_Excerpted data_
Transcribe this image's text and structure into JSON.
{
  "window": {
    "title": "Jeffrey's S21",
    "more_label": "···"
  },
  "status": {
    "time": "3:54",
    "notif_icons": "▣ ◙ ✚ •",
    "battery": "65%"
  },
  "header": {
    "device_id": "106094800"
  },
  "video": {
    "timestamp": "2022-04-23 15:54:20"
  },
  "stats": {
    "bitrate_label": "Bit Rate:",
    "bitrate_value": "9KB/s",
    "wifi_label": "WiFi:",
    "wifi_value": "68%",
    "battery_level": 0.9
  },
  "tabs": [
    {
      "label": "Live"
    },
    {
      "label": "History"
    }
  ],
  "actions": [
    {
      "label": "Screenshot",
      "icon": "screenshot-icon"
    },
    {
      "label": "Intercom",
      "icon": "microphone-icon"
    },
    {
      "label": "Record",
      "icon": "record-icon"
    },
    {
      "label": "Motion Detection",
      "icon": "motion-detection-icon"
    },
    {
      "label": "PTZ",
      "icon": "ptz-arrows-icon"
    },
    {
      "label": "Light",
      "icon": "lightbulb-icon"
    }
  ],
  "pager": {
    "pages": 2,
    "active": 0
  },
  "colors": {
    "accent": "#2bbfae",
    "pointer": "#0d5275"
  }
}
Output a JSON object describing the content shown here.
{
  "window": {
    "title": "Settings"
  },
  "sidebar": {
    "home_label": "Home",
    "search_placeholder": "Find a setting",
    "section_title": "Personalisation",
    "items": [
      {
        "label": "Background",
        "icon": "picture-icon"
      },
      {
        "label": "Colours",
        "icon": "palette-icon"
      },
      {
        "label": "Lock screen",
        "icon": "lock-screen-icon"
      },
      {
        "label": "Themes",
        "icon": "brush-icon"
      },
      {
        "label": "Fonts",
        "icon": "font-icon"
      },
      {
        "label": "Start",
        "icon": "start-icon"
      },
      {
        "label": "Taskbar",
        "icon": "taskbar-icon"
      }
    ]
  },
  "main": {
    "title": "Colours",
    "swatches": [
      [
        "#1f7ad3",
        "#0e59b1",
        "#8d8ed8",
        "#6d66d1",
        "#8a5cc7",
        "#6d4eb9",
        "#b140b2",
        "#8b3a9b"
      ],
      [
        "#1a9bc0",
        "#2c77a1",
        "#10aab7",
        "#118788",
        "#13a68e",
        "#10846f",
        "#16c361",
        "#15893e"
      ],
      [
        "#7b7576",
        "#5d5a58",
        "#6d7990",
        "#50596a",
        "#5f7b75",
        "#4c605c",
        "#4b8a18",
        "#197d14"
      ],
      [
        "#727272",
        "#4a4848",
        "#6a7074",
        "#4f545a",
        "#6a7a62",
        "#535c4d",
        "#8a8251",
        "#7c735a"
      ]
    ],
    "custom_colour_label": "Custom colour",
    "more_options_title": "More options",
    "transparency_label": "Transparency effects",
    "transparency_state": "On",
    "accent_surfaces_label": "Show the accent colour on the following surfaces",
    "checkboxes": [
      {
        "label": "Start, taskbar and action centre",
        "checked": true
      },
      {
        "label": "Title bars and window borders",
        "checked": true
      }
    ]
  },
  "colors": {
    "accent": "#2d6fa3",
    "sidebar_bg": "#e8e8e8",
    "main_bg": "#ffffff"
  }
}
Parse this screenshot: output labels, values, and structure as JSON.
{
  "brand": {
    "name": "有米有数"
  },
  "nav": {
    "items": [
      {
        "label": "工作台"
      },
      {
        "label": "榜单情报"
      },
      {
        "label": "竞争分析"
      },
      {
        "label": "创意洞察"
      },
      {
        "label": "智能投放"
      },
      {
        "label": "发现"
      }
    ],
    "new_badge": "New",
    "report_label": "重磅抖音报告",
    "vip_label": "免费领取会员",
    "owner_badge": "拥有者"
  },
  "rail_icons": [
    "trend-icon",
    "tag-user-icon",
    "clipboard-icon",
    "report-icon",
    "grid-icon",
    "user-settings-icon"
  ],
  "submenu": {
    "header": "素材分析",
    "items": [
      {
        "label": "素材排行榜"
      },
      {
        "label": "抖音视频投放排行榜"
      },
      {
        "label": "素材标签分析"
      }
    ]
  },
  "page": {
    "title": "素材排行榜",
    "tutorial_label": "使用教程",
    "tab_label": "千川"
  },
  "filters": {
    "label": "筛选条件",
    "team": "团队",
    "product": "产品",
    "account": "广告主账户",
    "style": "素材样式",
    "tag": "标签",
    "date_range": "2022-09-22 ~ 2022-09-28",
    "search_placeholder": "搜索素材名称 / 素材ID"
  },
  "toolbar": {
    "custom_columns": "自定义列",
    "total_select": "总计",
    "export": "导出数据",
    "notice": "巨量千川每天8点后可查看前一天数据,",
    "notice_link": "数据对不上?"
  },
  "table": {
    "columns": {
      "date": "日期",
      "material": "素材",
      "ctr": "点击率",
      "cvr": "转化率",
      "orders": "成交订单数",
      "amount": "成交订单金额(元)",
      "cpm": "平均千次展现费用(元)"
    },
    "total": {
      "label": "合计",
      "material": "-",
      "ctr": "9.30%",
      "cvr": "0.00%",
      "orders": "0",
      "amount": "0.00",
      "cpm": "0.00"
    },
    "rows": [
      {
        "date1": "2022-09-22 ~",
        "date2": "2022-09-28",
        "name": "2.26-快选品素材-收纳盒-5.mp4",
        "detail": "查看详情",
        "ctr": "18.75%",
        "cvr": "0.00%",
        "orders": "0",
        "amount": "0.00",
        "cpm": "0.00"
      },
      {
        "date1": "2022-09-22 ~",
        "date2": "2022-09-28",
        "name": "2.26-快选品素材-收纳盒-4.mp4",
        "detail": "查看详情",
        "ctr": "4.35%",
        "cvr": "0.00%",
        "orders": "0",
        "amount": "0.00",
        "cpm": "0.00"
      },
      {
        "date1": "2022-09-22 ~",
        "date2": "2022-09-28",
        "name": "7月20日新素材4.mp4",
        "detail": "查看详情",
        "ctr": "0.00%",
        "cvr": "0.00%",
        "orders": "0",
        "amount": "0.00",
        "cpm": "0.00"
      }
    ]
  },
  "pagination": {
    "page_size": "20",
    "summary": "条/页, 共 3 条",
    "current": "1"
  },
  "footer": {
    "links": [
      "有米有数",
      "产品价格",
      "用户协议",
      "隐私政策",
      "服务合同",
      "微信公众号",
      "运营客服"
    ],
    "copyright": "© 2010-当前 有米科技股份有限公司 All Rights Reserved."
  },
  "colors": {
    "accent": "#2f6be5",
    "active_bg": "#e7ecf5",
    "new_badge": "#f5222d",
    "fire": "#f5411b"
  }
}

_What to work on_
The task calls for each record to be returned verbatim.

_Response to the exercise_
Transcribe this image's text and structure into JSON.
{
  "window": {
    "title": "Jeffrey's S21",
    "more_label": "···"
  },
  "status": {
    "time": "3:54",
    "notif_icons": "▣ ◙ ✚ •",
    "battery": "65%"
  },
  "header": {
    "device_id": "106094800"
  },
  "video": {
    "timestamp": "2022-04-23 15:54:20"
  },
  "stats": {
    "bitrate_label": "Bit Rate:",
    "bitrate_value": "9KB/s",
    "wifi_label": "WiFi:",
    "wifi_value": "68%",
    "battery_level": 0.9
  },
  "tabs": [
    {
      "label": "Live"
    },
    {
      "label": "History"
    }
  ],
  "actions": [
    {
      "label": "Screenshot",
      "icon": "screenshot-icon"
    },
    {
      "label": "Intercom",
      "icon": "microphone-icon"
    },
    {
      "label": "Record",
      "icon": "record-icon"
    },
    {
      "label": "Motion Detection",
      "icon": "motion-detection-icon"
    },
    {
      "label": "PTZ",
      "icon": "ptz-arrows-icon"
    },
    {
      "label": "Light",
      "icon": "lightbulb-icon"
    }
  ],
  "pager": {
    "pages": 2,
    "active": 0
  },
  "colors": {
    "accent": "#2bbfae",
    "pointer": "#0d5275"
  }
}
Output a JSON object describing the content shown here.
{
  "window": {
    "title": "Settings"
  },
  "sidebar": {
    "home_label": "Home",
    "search_placeholder": "Find a setting",
    "section_title": "Personalisation",
    "items": [
      {
        "label": "Background",
        "icon": "picture-icon"
      },
      {
        "label": "Colours",
        "icon": "palette-icon"
      },
      {
        "label": "Lock screen",
        "icon": "lock-screen-icon"
      },
      {
        "label": "Themes",
        "icon": "brush-icon"
      },
      {
        "label": "Fonts",
        "icon": "font-icon"
      },
      {
        "label": "Start",
        "icon": "start-icon"
      },
      {
        "label": "Taskbar",
        "icon": "taskbar-icon"
      }
    ]
  },
  "main": {
    "title": "Colours",
    "swatches": [
      [
        "#1f7ad3",
        "#0e59b1",
        "#8d8ed8",
        "#6d66d1",
        "#8a5cc7",
        "#6d4eb9",
        "#b140b2",
        "#8b3a9b"
      ],
      [
        "#1a9bc0",
        "#2c77a1",
        "#10aab7",
        "#118788",
        "#13a68e",
        "#10846f",
        "#16c361",
        "#15893e"
      ],
      [
        "#7b7576",
        "#5d5a58",
        "#6d7990",
        "#50596a",
        "#5f7b75",
        "#4c605c",
        "#4b8a18",
        "#197d14"
      ],
      [
        "#727272",
        "#4a4848",
        "#6a7074",
        "#4f545a",
        "#6a7a62",
        "#535c4d",
        "#8a8251",
        "#7c735a"
      ]
    ],
    "custom_colour_label": "Custom colour",
    "more_options_title": "More options",
    "transparency_label": "Transparency effects",
    "transparency_state": "On",
    "accent_surfaces_label": "Show the accent colour on the following surfaces",
    "checkboxes": [
      {
        "label": "Start, taskbar and action centre",
        "checked": true
      },
      {
        "label": "Title bars and window borders",
        "checked": true
      }
    ]
  },
  "colors": {
    "accent": "#2d6fa3",
    "sidebar_bg": "#e8e8e8",
    "main_bg": "#ffffff"
  }
}
Parse this screenshot: output labels, values, and structure as JSON.
{
  "brand": {
    "name": "有米有数"
  },
  "nav": {
    "items": [
      {
        "label": "工作台"
      },
      {
        "label": "榜单情报"
      },
      {
        "label": "竞争分析"
      },
      {
        "label": "创意洞察"
      },
      {
        "label": "智能投放"
      },
      {
        "label": "发现"
      }
    ],
    "new_badge": "New",
    "report_label": "重磅抖音报告",
    "vip_label": "免费领取会员",
    "owner_badge": "拥有者"
  },
  "rail_icons": [
    "trend-icon",
    "tag-user-icon",
    "clipboard-icon",
    "report-icon",
    "grid-icon",
    "user-settings-icon"
  ],
  "submenu": {
    "header": "素材分析",
    "items": [
      {
        "label": "素材排行榜"
      },
      {
        "label": "抖音视频投放排行榜"
      },
      {
        "label": "素材标签分析"
      }
    ]
  },
  "page": {
    "title": "素材排行榜",
    "tutorial_label": "使用教程",
    "tab_label": "千川"
  },
  "filters": {
    "label": "筛选条件",
    "team": "团队",
    "product": "产品",
    "account": "广告主账户",
    "style": "素材样式",
    "tag": "标签",
    "date_range": "2022-09-22 ~ 2022-09-28",
    "search_placeholder": "搜索素材名称 / 素材ID"
  },
  "toolbar": {
    "custom_columns": "自定义列",
    "total_select": "总计",
    "export": "导出数据",
    "notice": "巨量千川每天8点后可查看前一天数据,",
    "notice_link": "数据对不上?"
  },
  "table": {
    "columns": {
      "date": "日期",
      "material": "素材",
      "ctr": "点击率",
      "cvr": "转化率",
      "orders": "成交订单数",
      "amount": "成交订单金额(元)",
      "cpm": "平均千次展现费用(元)"
    },
    "total": {
      "label": "合计",
      "material": "-",
      "ctr": "9.30%",
      "cvr": "0.00%",
      "orders": "0",
      "amount": "0.00",
      "cpm": "0.00"
    },
    "rows": [
      {
        "date1": "2022-09-22 ~",
        "date2": "2022-09-28",
        "name": "2.26-快选品素材-收纳盒-5.mp4",
        "detail": "查看详情",
        "ctr": "18.75%",
        "cvr": "0.00%",
        "orders": "0",
        "amount": "0.00",
        "cpm": "0.00"
      },
      {
        "date1": "2022-09-22 ~",
        "date2": "2022-09-28",
        "name": "2.26-快选品素材-收纳盒-4.mp4",
        "detail": "查看详情",
        "ctr": "4.35%",
        "cvr": "0.00%",
        "orders": "0",
        "amount": "0.00",
        "cpm": "0.00"
      },
      {
        "date1": "2022-09-22 ~",
        "date2": "2022-09-28",
        "name": "7月20日新素材4.mp4",
        "detail": "查看详情",
        "ctr": "0.00%",
        "cvr": "0.00%",
        "orders": "0",
        "amount": "0.00",
        "cpm": "0.00"
      }
    ]
  },
  "pagination": {
    "page_size": "20",
    "summary": "条/页, 共 3 条",
    "current": "1"
  },
  "footer": {
    "links": [
      "有米有数",
      "产品价格",
      "用户协议",
      "隐私政策",
      "服务合同",
      "微信公众号",
      "运营客服"
    ],
    "copyright": "© 2010-当前 有米科技股份有限公司 All Rights Reserved."
  },
  "colors": {
    "accent": "#2f6be5",
    "active_bg": "#e7ecf5",
    "new_badge": "#f5222d",
    "fire": "#f5411b"
  }
}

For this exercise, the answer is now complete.